[Dataset rows describing interfaces]

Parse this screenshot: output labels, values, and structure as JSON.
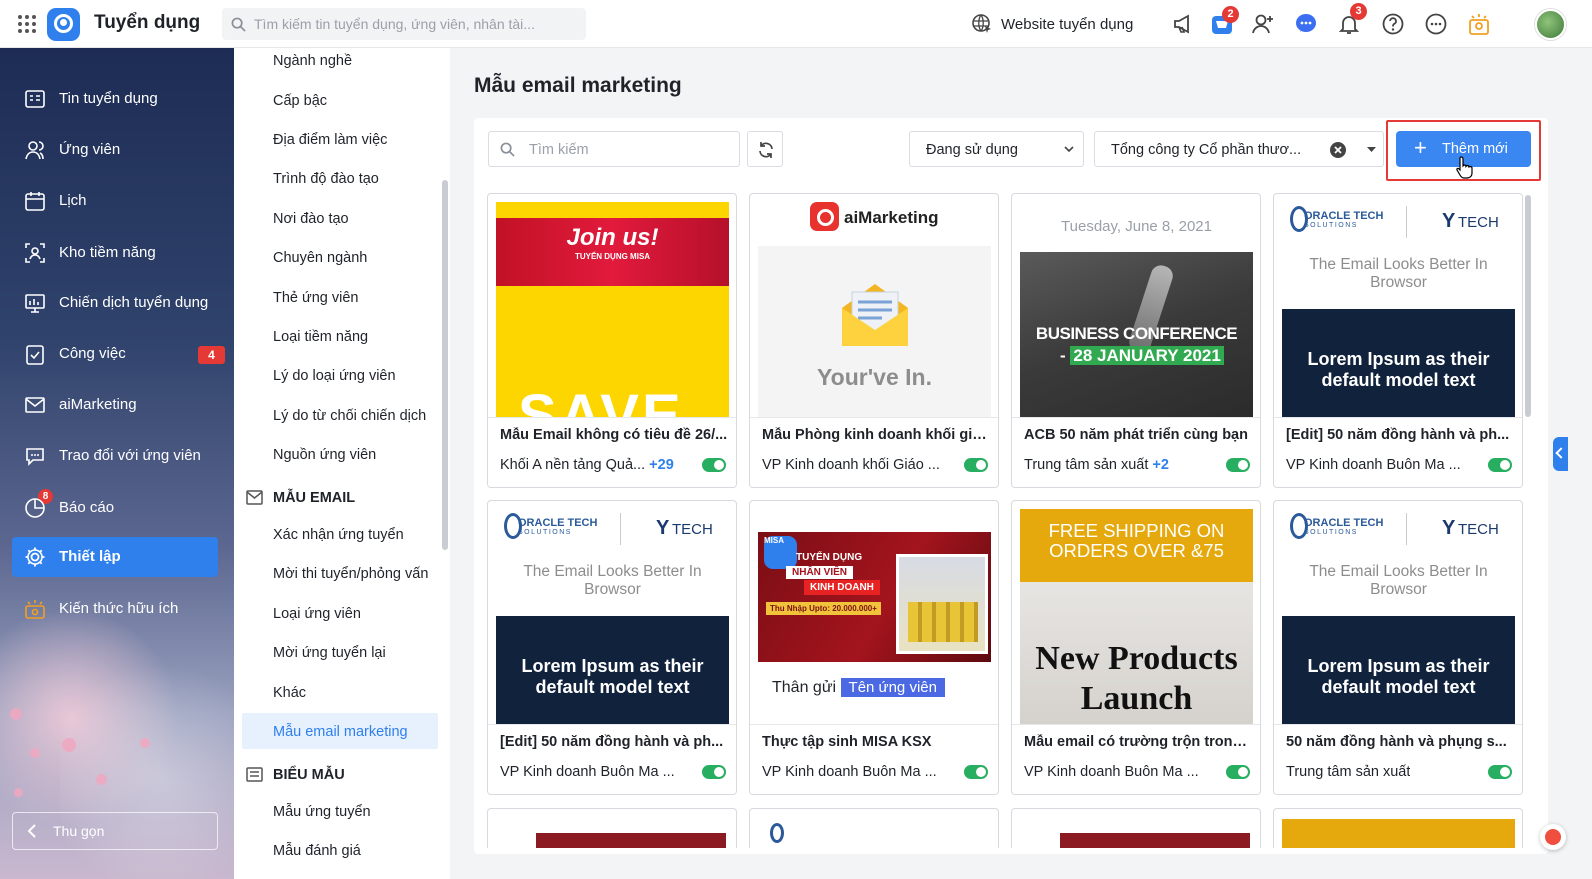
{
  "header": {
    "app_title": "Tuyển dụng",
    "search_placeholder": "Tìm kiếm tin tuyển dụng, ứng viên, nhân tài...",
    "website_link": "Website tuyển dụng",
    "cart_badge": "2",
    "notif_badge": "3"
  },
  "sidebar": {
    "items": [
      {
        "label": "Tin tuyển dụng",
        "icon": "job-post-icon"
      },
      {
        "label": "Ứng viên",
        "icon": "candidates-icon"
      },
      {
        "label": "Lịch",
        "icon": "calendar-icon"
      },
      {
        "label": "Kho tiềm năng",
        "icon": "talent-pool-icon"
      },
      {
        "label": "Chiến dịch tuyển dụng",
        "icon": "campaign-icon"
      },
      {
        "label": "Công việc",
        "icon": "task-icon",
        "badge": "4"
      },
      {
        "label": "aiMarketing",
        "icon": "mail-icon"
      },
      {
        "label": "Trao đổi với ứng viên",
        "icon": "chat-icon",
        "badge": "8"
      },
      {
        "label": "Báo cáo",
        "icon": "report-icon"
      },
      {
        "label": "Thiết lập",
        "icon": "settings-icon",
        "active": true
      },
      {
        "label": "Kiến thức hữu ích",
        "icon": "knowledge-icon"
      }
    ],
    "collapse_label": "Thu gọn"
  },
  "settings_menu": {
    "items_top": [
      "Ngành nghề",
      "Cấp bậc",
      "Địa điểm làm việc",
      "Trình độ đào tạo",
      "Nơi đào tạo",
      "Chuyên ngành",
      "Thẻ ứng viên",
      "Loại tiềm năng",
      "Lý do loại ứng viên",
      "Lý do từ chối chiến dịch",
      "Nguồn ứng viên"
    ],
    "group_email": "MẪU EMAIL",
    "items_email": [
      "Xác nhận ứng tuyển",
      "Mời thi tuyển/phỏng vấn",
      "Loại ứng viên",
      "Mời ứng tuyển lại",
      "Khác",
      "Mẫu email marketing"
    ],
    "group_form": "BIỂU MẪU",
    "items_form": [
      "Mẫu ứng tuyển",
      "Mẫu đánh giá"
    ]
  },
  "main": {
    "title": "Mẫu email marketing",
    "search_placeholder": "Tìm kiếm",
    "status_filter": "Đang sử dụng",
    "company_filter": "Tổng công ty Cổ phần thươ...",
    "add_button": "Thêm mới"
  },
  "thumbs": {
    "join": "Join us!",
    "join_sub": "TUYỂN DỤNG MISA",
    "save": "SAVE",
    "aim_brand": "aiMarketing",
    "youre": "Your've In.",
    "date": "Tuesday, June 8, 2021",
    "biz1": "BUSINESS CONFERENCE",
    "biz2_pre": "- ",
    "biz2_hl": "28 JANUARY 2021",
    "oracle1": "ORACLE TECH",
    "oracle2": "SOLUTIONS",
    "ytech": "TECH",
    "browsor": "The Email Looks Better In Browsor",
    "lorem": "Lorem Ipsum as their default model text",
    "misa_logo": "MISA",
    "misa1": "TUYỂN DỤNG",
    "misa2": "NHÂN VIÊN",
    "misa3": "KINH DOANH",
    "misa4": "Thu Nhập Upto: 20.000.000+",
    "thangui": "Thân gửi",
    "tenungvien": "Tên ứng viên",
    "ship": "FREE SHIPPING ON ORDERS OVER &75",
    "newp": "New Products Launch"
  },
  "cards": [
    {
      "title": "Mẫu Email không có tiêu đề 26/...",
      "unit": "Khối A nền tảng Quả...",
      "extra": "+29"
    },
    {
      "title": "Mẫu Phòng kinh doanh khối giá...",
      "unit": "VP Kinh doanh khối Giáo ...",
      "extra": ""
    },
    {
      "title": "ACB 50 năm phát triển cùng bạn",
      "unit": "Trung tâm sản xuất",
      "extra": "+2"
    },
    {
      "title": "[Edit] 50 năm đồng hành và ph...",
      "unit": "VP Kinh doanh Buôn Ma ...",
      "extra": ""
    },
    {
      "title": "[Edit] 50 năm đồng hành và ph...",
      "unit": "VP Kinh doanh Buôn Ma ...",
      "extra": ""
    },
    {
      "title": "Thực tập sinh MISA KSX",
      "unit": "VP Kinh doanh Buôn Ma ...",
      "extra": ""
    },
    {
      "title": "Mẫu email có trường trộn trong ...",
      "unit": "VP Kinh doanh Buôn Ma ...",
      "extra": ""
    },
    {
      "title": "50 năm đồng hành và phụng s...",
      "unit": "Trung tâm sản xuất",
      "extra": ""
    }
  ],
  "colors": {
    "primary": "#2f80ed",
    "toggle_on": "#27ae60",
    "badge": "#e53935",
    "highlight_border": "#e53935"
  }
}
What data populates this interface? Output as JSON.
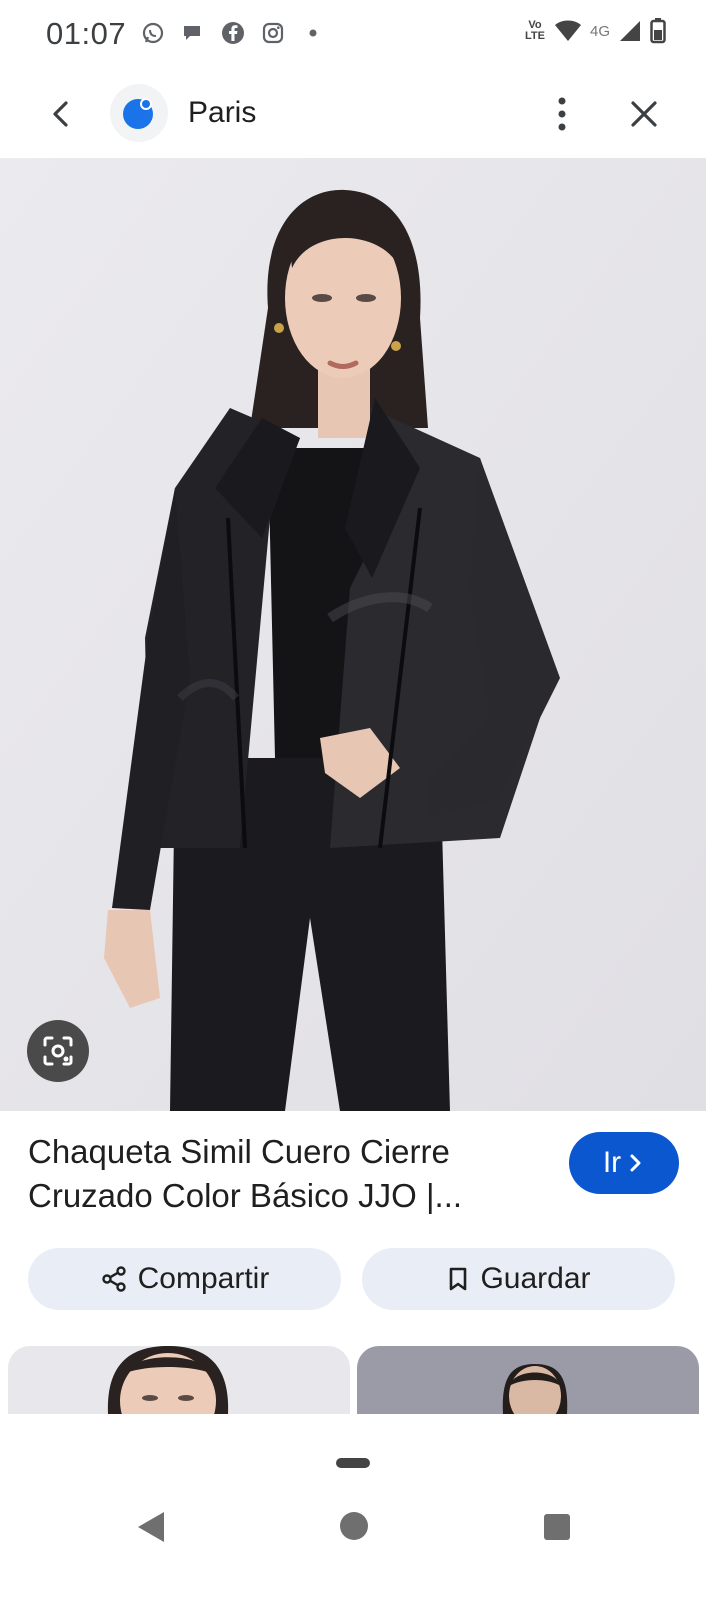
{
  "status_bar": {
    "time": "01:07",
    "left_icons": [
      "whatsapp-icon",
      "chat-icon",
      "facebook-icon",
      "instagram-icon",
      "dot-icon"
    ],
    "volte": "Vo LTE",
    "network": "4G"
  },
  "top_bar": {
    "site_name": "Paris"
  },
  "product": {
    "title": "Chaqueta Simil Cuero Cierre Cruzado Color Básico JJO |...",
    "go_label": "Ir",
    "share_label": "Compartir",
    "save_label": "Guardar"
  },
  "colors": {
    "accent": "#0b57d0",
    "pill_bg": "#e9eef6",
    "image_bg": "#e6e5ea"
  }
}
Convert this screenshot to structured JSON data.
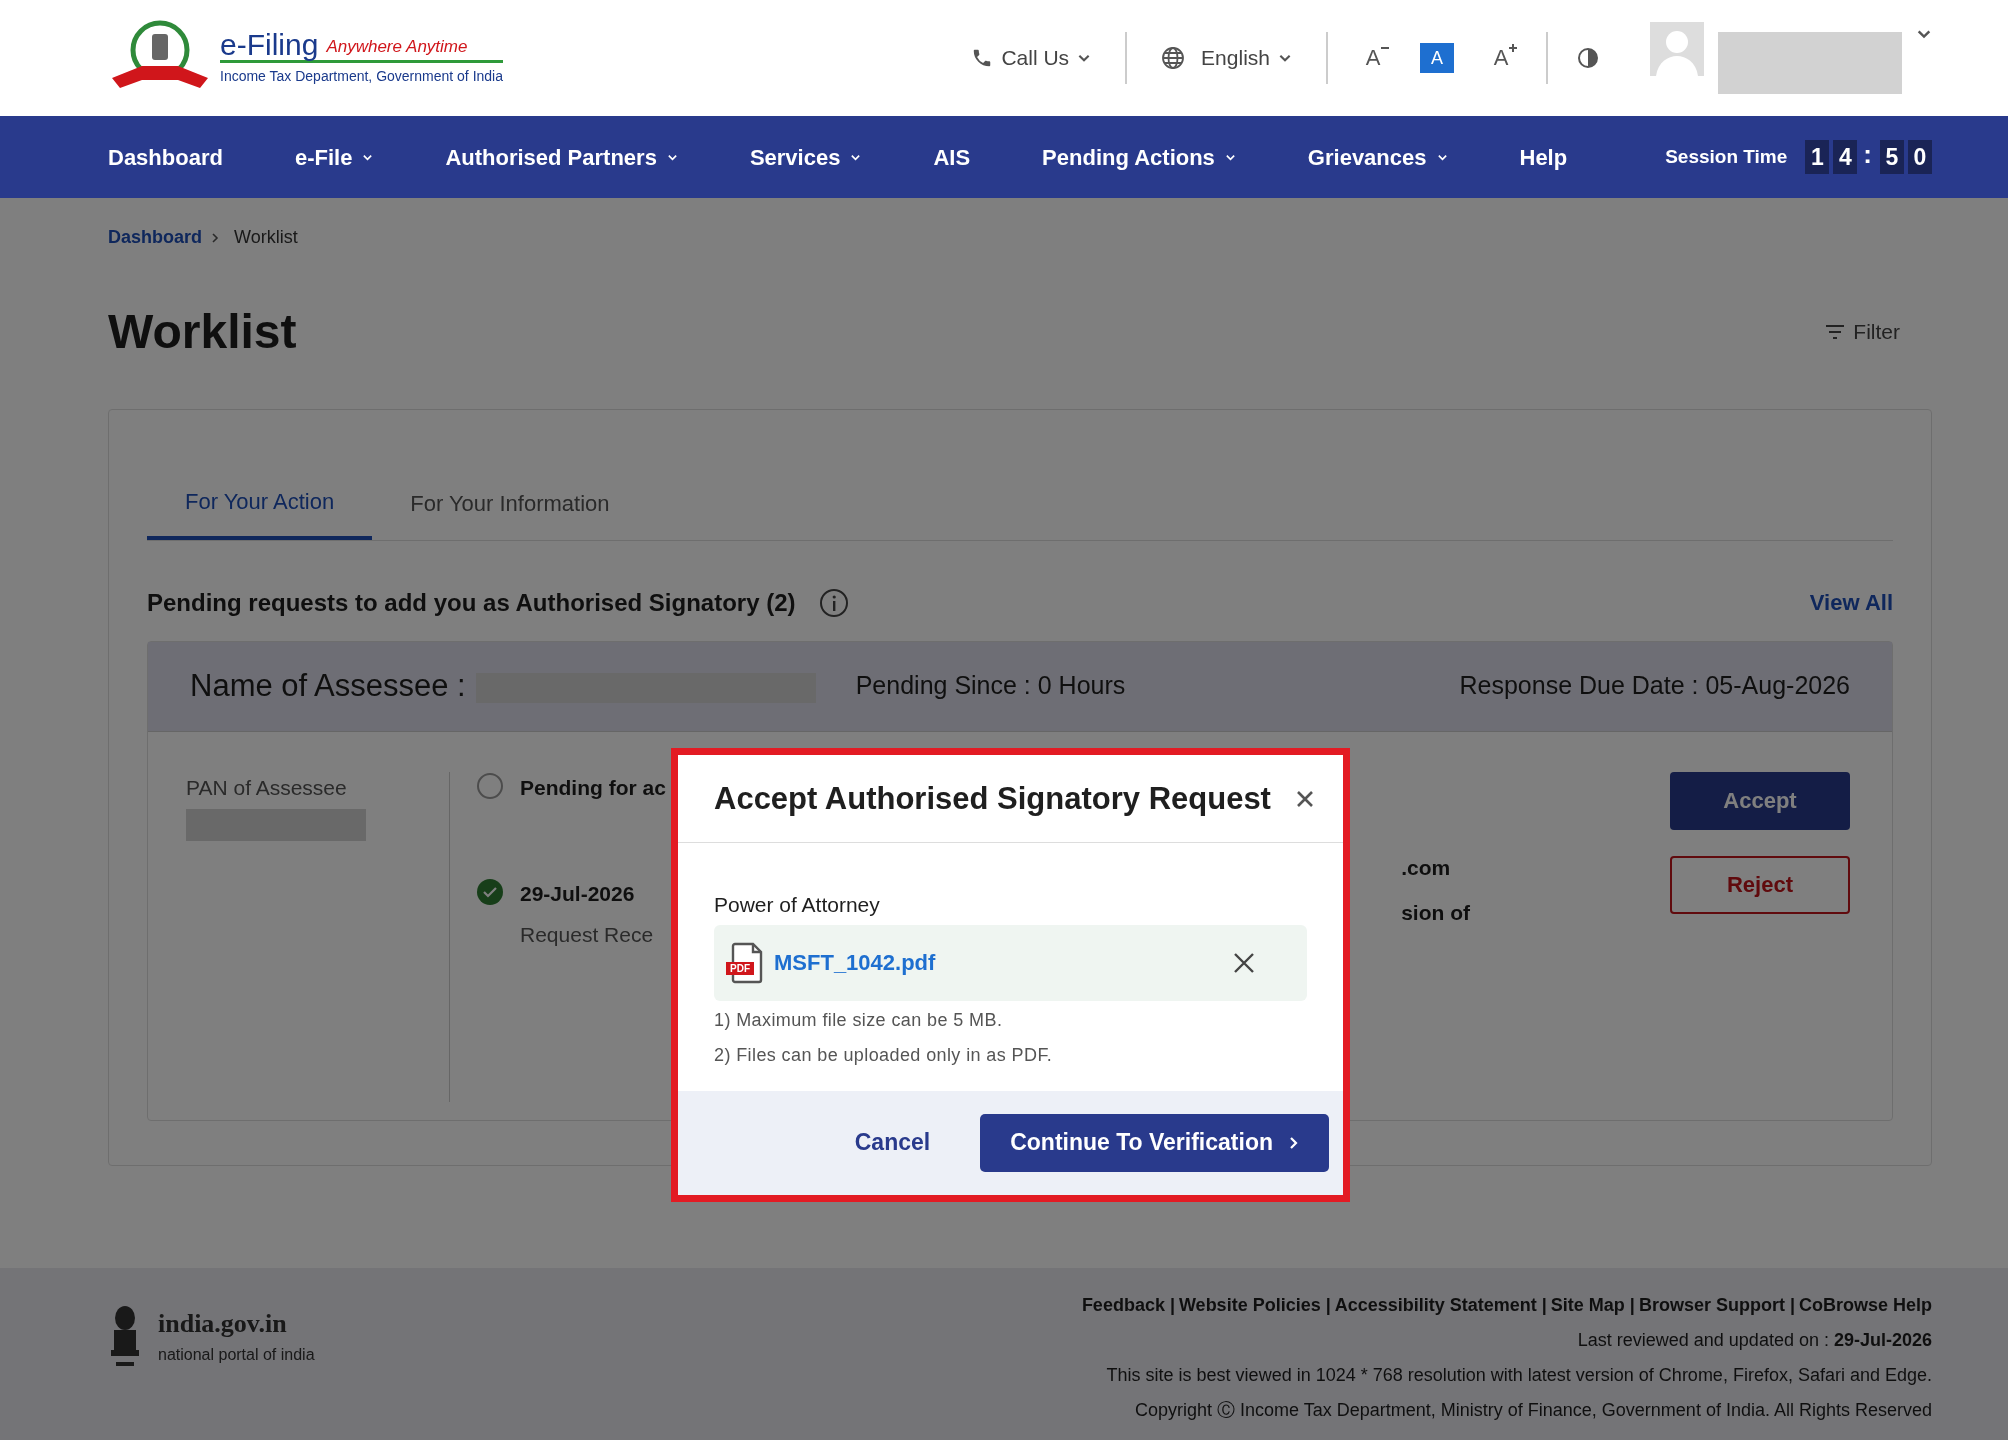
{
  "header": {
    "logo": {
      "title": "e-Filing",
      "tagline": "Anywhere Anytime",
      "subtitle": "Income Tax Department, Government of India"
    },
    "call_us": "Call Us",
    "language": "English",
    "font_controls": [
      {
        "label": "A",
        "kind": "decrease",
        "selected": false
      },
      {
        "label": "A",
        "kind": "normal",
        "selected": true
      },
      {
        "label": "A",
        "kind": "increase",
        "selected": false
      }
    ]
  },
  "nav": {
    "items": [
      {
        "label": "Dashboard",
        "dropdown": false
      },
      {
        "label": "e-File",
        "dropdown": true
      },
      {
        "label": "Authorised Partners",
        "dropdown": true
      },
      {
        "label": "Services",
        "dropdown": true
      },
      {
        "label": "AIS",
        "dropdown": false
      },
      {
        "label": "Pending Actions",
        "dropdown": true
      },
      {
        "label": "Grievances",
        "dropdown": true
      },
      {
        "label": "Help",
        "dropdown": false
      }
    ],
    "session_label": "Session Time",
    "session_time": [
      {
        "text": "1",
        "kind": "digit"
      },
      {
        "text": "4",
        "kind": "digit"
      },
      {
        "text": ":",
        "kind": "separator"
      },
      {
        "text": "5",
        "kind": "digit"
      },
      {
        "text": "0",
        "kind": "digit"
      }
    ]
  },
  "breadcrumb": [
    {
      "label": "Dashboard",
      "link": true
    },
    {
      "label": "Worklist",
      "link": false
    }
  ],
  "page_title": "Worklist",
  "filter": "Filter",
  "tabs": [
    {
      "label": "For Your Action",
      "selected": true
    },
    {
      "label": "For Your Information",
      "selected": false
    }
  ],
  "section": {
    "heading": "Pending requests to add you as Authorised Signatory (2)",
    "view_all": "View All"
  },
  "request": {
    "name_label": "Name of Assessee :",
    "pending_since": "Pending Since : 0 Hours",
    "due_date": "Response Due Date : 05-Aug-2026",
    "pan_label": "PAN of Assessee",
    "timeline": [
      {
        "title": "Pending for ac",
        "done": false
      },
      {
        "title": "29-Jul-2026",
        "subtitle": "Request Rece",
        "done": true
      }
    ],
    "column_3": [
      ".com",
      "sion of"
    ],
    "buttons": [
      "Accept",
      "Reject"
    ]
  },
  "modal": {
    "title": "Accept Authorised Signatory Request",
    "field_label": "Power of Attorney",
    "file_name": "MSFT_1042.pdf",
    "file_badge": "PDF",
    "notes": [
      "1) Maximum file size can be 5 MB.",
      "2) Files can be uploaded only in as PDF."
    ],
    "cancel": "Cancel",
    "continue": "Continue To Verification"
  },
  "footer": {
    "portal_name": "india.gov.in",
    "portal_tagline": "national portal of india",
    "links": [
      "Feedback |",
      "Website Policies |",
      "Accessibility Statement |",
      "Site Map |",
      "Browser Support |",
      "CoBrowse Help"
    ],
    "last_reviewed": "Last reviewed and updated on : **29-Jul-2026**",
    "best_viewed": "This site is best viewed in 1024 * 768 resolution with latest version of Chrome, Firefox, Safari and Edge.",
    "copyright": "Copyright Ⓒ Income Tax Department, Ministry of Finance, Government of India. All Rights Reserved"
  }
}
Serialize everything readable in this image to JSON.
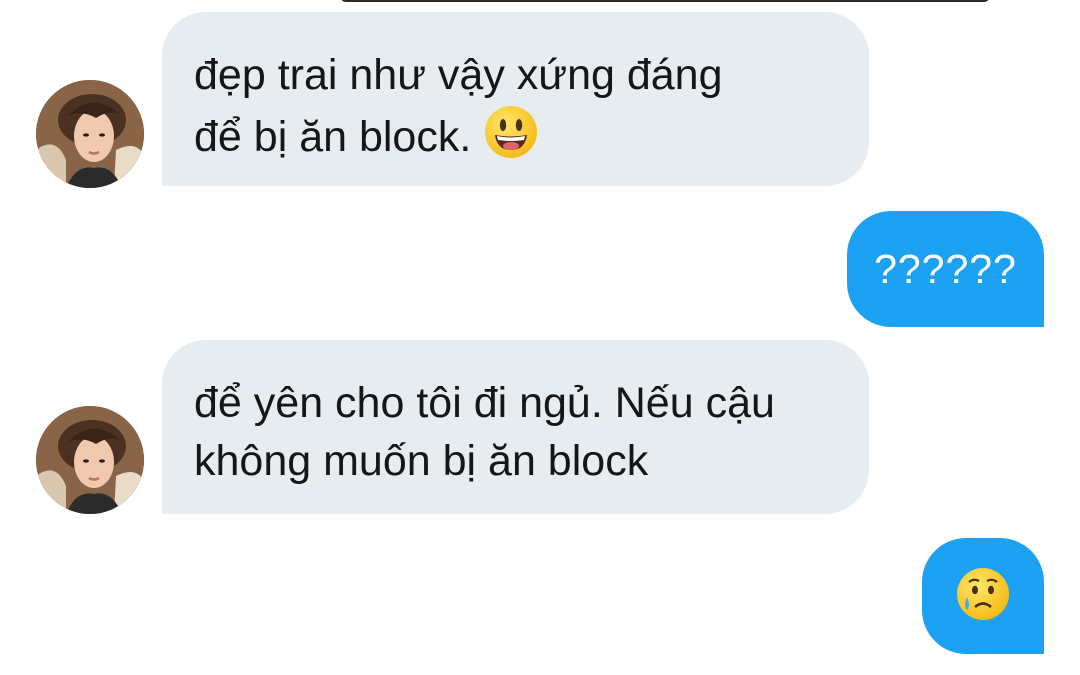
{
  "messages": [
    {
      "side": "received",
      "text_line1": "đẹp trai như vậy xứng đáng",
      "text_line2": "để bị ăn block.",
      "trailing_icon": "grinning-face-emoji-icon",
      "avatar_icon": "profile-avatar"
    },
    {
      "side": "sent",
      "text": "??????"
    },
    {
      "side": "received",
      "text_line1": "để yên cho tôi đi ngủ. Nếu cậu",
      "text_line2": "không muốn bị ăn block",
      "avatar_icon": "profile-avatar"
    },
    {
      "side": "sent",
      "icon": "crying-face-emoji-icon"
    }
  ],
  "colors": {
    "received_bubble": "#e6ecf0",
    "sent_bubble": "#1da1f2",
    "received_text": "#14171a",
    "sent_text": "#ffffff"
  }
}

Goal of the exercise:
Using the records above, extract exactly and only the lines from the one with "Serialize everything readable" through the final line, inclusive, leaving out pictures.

Output:
Serialize everything readable in this image to JSON.
{
  "messages": [
    {
      "side": "received",
      "text_line1": "đẹp trai như vậy xứng đáng",
      "text_line2": "để bị ăn block.",
      "trailing_icon": "grinning-face-emoji-icon",
      "avatar_icon": "profile-avatar"
    },
    {
      "side": "sent",
      "text": "??????"
    },
    {
      "side": "received",
      "text_line1": "để yên cho tôi đi ngủ. Nếu cậu",
      "text_line2": "không muốn bị ăn block",
      "avatar_icon": "profile-avatar"
    },
    {
      "side": "sent",
      "icon": "crying-face-emoji-icon"
    }
  ],
  "colors": {
    "received_bubble": "#e6ecf0",
    "sent_bubble": "#1da1f2",
    "received_text": "#14171a",
    "sent_text": "#ffffff"
  }
}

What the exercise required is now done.